And we’d better do it fast. Seattle’s official goal of reaching carbon neutrality by 2050 was adopted long before last fall’s United Nations Intergovernmental Panel on Climate Change report gave us little more than a decade to cut global emissions in half. The city should be revising all of its goals and plans in light of this new assessment, but, in the meantime, we’re not on track to meet even that target: Seattle’s emissions are rising, not falling.
The climate crisis demands a radical shift in what wonks call “mode split,” replacing drive-alone trips with public transit, carpooling, biking, walking and rolling. Of course, there are good reasons why some people need to drive alone some of the time: stocking up on groceries, bringing tools to a worksite, hauling garden supplies, rushing the dog to the vet. This makes it all the more important that discretionary drive-alone trips, the ones that could be replaced by other ways of getting around, take a steep nosedive. So how do we accomplish that? Exhorting or shaming individuals to change their habits is seldom more than marginally effective. Major behavior shifts can happen quickly, but only by changing the options, incentives and disincentives that shape people’s everyday choices — as well as their big choices, like whether to own a car. This is a common good problem that only government is in a position to solve. It calls for visionary leadership from the city, and, in particular, from the mayor.
Editor's note: This is Part 1 of a two-part Op-Ed examining transportation. Read Part 2 here.
Does Mayor Jenny Durkan have a vision for reducing emissions from transportation? In fact, last April she announced a big idea that many transportation and climate advocates found surprising and exciting: congestion pricing — charging fees for driving that more accurately reflect real social and environmental costs. Over a year later, the city finally released a study that outlines some options and challenges, including the need to design a system that doesn’t disproportionately impact people of color and lower-income drivers who may not have viable alternatives.
Designing a plan that’s equitable and effective is a challenge, but an even bigger one may be simply coming up with anything that voters will support. The only U.S. city so far poised to implement congestion pricing, New York, has a population density and a mass transit system in the European league, leaving Seattle’s in the dust; it also suffers from gridlock and transit infrastructure woes (which revenue from a pricing scheme can address) that are orders of magnitude worse than ours. There’s reason to fear that without a great leap forward in noncar travel options — especially public transit — congestion pricing in Seattle may end up being too heavy a political lift.
If Durkan is serious about overcoming this obstacle to her big idea, her record so far doesn’t show it. No doubt the mayor inherited some real difficulties, but a series of major setbacks has given advocates good reason to be frustrated.
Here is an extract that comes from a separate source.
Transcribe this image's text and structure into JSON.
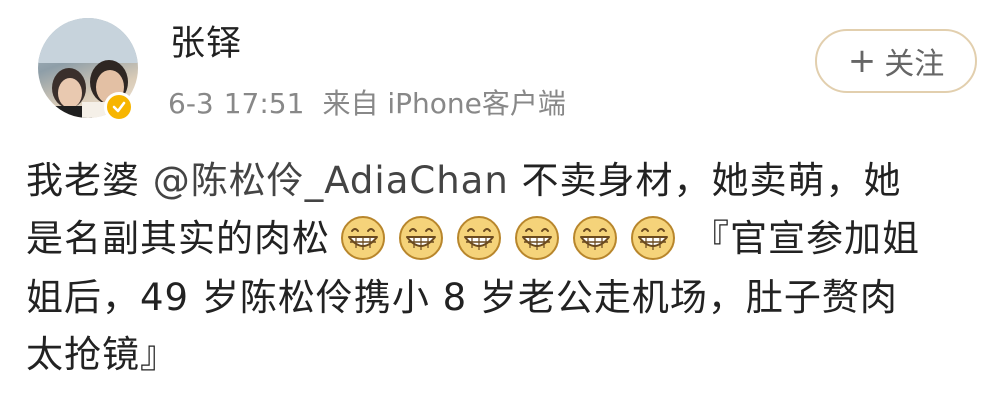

Overoptimistic budgeting and a highly competitive construction market left the Move Seattle levy far short of delivering on all its promises of transit, bike and pedestrian infrastructure. The mayor reacted by walking back these promises, reassessing what levy funds can build and trying to recalibrate public expectations. As a result, plans for seven RapidRide bus lines have been delayed or shelved and crucial connections in the planned citywide bike network have been left unfunded. Other mayoral actions, like pulling the plug on 35th Avenue Northeast bike lanes, have left many people questioning her commitment to transcending car culture, or even to prioritizing safety over the loud voices of some neighbors and businesses.
Fiscal responsibility is important, but it doesn’t constitute a vision for the transportation system Seattle actually needs to meet our climate, safety and mobility goals. Vision in hand, we can be realistic and smart about prioritizing existing resources, and then figure out what additional funds are needed and how to raise them. Incidentally, an inspiring overall vision, and the will to explain and build support for that vision, are also what’s needed to overcome many of the neighborhood-level conflicts that can sink good projects.
Suppose congestion pricing fails to materialize. What’s left of Durkan’s vision? When she announced her climate agenda last April, one more transportation idea made the cut: electric vehicles. With our state’s plentiful clean hydropower, we should speed electrification of the city, delivery and personal vehicles that will continue to be necessary, and the mayor’s leadership on this is welcome. But ultimately, electric cars are an even less sturdy hook on which to hang a green urban transportation vision. They do nothing to reduce traffic. Moreover, building two-ton metal exoskeletons for the masses is a carbon-intensive industry and will remain so for some time, even if the cars themselves are emissions-free. Electric vehicles are a sidekick, not the hero in our sustainability saga.
I don’t envy the mayor — or city council members or city staff — the job of navigating today’s “disruptive” and disrupted transportation industry. From platform technologies like Uber and Lyft, to bike and scooter share, to smart cities and autonomous vehicles, those are some choppy waters. It must be hard to do more than react, and, of course, the city has to react, and regulate, and adapt. But the mayor’s job in such circumstances is also to lead, to chart a course that ends in a future city we all want to inhabit. And that means not getting too distracted by the shiny new things, not neglecting the actions that must be taken now in order to dramatically shift how people will choose to travel around our city five and 10 years from now. In Part 2, I lay out a four-point plan for Seattle’s transportation revolution.